Prompt: Your reply should be the following data, copied exactly.

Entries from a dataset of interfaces
*** Block opens ***

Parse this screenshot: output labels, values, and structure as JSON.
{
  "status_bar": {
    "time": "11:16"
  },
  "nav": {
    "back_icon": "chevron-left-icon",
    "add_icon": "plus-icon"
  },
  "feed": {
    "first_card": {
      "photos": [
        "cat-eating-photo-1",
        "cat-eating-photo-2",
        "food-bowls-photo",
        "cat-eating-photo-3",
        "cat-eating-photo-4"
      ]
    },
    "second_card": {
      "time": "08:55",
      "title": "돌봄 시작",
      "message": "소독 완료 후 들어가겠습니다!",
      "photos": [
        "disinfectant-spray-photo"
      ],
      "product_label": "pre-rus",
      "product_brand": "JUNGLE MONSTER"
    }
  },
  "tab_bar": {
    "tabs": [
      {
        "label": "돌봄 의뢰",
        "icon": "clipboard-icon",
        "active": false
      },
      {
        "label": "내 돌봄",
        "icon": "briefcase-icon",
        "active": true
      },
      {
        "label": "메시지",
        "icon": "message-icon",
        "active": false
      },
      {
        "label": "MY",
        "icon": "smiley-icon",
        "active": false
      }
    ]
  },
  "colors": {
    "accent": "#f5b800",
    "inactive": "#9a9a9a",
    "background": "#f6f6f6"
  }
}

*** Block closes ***

Task response:
Parse this screenshot: output labels, values, and structure as JSON.
{
  "status_bar": {
    "time": "11:16"
  },
  "nav": {
    "back_icon": "chevron-left-icon",
    "add_icon": "plus-icon"
  },
  "feed": {
    "first_card": {
      "photos": [
        "cat-eating-photo-1",
        "cat-eating-photo-2",
        "food-bowls-photo",
        "cat-eating-photo-3",
        "cat-eating-photo-4"
      ]
    },
    "second_card": {
      "time": "08:55",
      "title": "돌봄 시작",
      "message": "소독 완료 후 들어가겠습니다!",
      "photos": [
        "disinfectant-spray-photo"
      ],
      "product_label": "pre-rus",
      "product_brand": "JUNGLE MONSTER"
    }
  },
  "tab_bar": {
    "tabs": [
      {
        "label": "돌봄 의뢰",
        "icon": "clipboard-icon",
        "active": false
      },
      {
        "label": "내 돌봄",
        "icon": "briefcase-icon",
        "active": true
      },
      {
        "label": "메시지",
        "icon": "message-icon",
        "active": false
      },
      {
        "label": "MY",
        "icon": "smiley-icon",
        "active": false
      }
    ]
  },
  "colors": {
    "accent": "#f5b800",
    "inactive": "#9a9a9a",
    "background": "#f6f6f6"
  }
}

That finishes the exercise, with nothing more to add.